The Rt Hon Theresa May MP's Foreword For The Parliamentary Review

By The Rt Hon Theresa May MP

This foreword from the then Prime Minister appeared in the 2018/19 Parliamentary Review.

British politics provides ample material for analysis in the pages of The Parliamentary Review. For Her Majesty’s Government, our task in the year ahead is clear: to achieve the best Brexit deal for Britain and to carry on our work to build a more prosperous and united country – one that truly works for everyone. 

The right Brexit deal will not be sufficient on its own to secure a more prosperous future for Britain. We also need to ensure that our economy is ready for what tomorrow will bring. Our Modern Industrial Strategy is our plan to do that. It means Government stepping up to secure the foundations of our productivity: providing an education system that delivers the skills our economy needs, improving school standards and transforming technical education; delivering infrastructure for growth; ensuring people have the homes they need in the places they want to live. It is all about taking action for the long-term that will pay dividends in the future.

But it also goes beyond that. Government, the private sector and academia working together as strategic partners achieve far more than we could separately. That is why we have set an ambitious goal of lifting UK public and private research and development investment to 2.4 per cent of GDP by 2027. It is why we are developing four Grand Challenges, the big drivers of social and economic change in the world today: harnessing artificial intelligence and the data revolution; leading in changes to the future of mobility; meeting the challenges of our ageing society; and driving ahead the revolution in clean growth. By focusing our efforts on making the most of these areas of enormous potential, we can develop new exports, grow new industries and create more good jobs in every part of our country.
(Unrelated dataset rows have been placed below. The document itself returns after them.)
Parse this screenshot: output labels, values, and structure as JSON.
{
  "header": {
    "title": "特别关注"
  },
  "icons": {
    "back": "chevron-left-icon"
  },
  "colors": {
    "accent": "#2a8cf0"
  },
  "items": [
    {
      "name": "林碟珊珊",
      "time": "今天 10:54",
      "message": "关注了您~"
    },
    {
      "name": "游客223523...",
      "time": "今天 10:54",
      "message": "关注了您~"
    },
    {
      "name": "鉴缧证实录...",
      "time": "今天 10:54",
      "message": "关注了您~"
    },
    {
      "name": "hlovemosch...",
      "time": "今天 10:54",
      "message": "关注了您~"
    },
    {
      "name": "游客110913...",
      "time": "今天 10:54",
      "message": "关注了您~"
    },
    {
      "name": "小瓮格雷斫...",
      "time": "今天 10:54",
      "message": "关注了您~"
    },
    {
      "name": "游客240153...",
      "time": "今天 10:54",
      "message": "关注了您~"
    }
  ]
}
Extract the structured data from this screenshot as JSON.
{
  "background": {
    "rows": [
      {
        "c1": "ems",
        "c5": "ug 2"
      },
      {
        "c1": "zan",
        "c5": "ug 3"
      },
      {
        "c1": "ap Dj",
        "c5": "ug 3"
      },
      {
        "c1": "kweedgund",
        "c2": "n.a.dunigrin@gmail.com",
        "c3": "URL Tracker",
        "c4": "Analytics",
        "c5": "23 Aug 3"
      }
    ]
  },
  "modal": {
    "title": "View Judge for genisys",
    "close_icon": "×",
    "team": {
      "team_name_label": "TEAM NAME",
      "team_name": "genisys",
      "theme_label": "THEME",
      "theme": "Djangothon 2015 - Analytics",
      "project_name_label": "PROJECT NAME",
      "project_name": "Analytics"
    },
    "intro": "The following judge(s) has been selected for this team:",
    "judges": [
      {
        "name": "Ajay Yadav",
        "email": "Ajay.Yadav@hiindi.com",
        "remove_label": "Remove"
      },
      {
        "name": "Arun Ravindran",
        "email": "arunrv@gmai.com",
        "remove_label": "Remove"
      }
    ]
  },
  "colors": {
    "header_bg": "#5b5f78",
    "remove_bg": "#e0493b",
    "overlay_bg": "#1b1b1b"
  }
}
Years of hard work and sacrifice from the British people have got our deficit down by over three quarters. We are building on this success by taking a balanced approach to public spending. We are continuing to deal with our debts, so that our economy can remain strong and we can protect people’s jobs, and at the same time we are investing in vital public services, like our NHS. We have set out plans to increase NHS funding annually by an average by 3.4 percent in real terms: that is £394 million a week more. In return, the NHS will produce a ten-year plan, led by doctors and nurses, to eliminate waste and improve patient care.

I believe that Britain can look to the future with confidence. We are leaving the EU and setting a new course for prosperity as a global trading nation. We have a Modern Industrial Strategy that is strengthening the foundations of our economy and helping us to seize the opportunities of the future. We are investing in the public services we all rely on and helping them to grow and improve. Building on our country’s great strengths – our world-class universities and researchers, our excellent services sector, our cutting edge manufacturers, our vibrant creative industries, our dedicated public servants – we can look towards a new decade that is ripe with possibility. The government I lead is doing all it can to make that brighter future a reality for everyone in our country. 

British politics provides ample material for analysis in the pages of The Parliamentary Review 
The Rt Hon Theresa May MP
Prime Minister